MADISON, Wis. (AP) — Environmental exemptions that would clear the way for a Georgia company to build a $70 million frac sand processing plant in western Wisconsin that environmentalists oppose hit a snag Wednesday in the state Senate.
The Republican chairman of the Senate Natural Resources Committee said he had no intention of taking up the amendment with the exemptions added to a largely technical bill in a late-night vote by the state Assembly last week. While state Sen. Rob Cowles said it wasn’t his plan to consider it, “there’s always forces above us that can override this guy.”
The bill before the Senate committee does not yet include the provision meant to benefit Meteor Timber.

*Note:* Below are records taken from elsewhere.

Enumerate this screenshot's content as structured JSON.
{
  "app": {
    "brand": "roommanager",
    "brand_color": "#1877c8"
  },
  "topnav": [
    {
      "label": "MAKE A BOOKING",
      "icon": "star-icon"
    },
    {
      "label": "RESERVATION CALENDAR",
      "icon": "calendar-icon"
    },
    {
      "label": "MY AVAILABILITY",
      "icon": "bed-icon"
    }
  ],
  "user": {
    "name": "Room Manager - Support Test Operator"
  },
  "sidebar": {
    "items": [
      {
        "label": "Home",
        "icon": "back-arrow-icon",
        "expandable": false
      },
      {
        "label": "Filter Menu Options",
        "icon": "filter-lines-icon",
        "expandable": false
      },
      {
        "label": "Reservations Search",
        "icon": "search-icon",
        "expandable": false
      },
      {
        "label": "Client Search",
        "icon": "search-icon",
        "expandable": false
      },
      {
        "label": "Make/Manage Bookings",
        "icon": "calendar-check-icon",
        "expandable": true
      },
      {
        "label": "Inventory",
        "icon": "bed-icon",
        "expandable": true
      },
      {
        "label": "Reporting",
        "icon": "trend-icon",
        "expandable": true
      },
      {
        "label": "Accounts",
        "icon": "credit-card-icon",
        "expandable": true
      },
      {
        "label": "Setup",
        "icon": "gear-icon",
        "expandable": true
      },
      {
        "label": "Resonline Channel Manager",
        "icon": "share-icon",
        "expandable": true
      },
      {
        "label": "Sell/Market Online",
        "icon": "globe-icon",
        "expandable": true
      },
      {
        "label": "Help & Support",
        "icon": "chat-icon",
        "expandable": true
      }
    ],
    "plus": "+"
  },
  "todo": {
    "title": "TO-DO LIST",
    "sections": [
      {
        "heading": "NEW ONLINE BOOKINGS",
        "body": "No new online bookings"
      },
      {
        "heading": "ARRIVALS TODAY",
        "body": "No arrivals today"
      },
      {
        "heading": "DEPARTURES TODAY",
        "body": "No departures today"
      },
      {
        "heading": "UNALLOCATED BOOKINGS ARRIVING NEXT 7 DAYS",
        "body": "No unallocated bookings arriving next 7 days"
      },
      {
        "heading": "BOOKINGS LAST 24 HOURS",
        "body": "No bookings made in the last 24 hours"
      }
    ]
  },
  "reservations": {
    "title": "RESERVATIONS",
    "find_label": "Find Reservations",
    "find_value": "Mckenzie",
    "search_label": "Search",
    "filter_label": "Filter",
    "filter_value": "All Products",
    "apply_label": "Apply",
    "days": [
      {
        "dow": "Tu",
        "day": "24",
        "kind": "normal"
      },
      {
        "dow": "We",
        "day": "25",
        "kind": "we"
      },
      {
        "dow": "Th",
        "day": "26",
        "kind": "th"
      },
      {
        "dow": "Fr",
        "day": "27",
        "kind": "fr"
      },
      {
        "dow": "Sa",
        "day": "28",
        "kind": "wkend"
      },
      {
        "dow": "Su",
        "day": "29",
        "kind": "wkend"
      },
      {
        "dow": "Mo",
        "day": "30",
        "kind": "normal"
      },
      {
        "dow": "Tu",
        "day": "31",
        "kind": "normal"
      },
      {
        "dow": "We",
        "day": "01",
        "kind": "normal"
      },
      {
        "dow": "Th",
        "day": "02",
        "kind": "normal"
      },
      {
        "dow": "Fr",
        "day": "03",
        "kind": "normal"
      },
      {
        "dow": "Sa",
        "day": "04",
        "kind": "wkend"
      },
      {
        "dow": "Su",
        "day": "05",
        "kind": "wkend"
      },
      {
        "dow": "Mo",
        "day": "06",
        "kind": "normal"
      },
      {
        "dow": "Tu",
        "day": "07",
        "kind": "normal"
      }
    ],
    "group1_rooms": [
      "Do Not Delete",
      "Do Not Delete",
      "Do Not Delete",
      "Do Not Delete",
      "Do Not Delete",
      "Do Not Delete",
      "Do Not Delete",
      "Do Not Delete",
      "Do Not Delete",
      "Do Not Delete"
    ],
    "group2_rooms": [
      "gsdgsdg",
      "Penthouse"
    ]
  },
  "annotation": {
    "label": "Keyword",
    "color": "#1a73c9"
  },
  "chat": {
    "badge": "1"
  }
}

Even if Cowles doesn’t pass it, the full state Senate could decide to take up the Assembly version of the bill when it meets on its last planned session day March 20.
The activity in the Senate comes as an administrative law judge in Tomah was hearing testimony this week in opposition to the state Department of Natural Resources decision to grant a permit for the project in May.
TOMAH — Former Wisconsin Department of Natural Resources employees are questioning the agency’s decision to allow a Georgia company to fill ra…
Construction is on hold pending the judge’s decision on whether the permit was properly granted by DNR.
But the state Assembly last week, in a late-night move on its last planned day in session, approved an amendment to exempt Meteor from additional permitting requirements that could be ordered by the judge to protect nearly 16 acres of wetlands that the company plans to fill.
Essentially, the company could move ahead with filling the wetlands even as the appeal to the DNR permit was pending. The bill would have to pass the Senate and be signed by Gov. Scott Walker to take effect.
Cowles said the Assembly amendment “obliterates” the process. Republican Sen. Van Wanggaard, co-sponsor of the underlying bill in the Senate, said he hadn’t read the amendments that were adopted in the Assembly and didn’t know what they did.
Democratic Sen. Mark Miller urged Wanggaard to kill the bill, calling the exemptions for Meteor Timber “absolutely outrageous.”
Meteor Timber is an Atlanta-based company that’s planning a sand-processing plant to serve the frac sand industry near Interstate 94 in Monroe County. Environmental groups and others have been speaking out against the project, saying its plans to destroy a 16-acre wetland that includes a 13-acre rare white pine-red maple swamp would cause irreparable harm.
To make up for destroying those wetlands, the company’s plans include restoring more than 630 acres of other land, including wetlands, near the 750-acre project site in Millston.
Opponents to the project allege that Meteor is gaming the system with the Assembly amendment to get around any adverse ruling. Company leaders have said environmentalists are trying to bully them and are being obstructionists.
The Wisconsin Assembly approved legislation late Thursday night that would allow wetlands to be filled even while challenges to a permit are pending.
Nathan Conrad, executive director of the pro-business advocacy group the Natural Resource Development Association, said the loss of roughly 16 acres of wetlands will be more than made up for with the restoration of the other 630 acres. Conrad has also defended the project, saying it will create 300 construction jobs and about 100 people will work at the facility that will process and ship industrial sand to oil exploration companies in Texas.
The Ho-Chunk Nation and Clean Wisconsin are challenging the DNR’s issuance of the permit. They argue that Meteor’s wetland mitigation plan won’t make up for the loss of the rare pine-red maple swamp.
They and other opponents spoke out against it at an administrative hearing this week in Tomah. Former DNR employees testified that they were pressured to approve the project and that the wetlands slated to be filled are irreplaceable.
Wetlands act as natural flood control and water filters. They support a wide range of wildlife, are a key component of the ecosystem and in some cases can take hundreds or even thousands of years to develop.
Meteor Timber is planning a $70 million sand-processing plant near I-94 in Monroe County. About 100 people would work at the facility.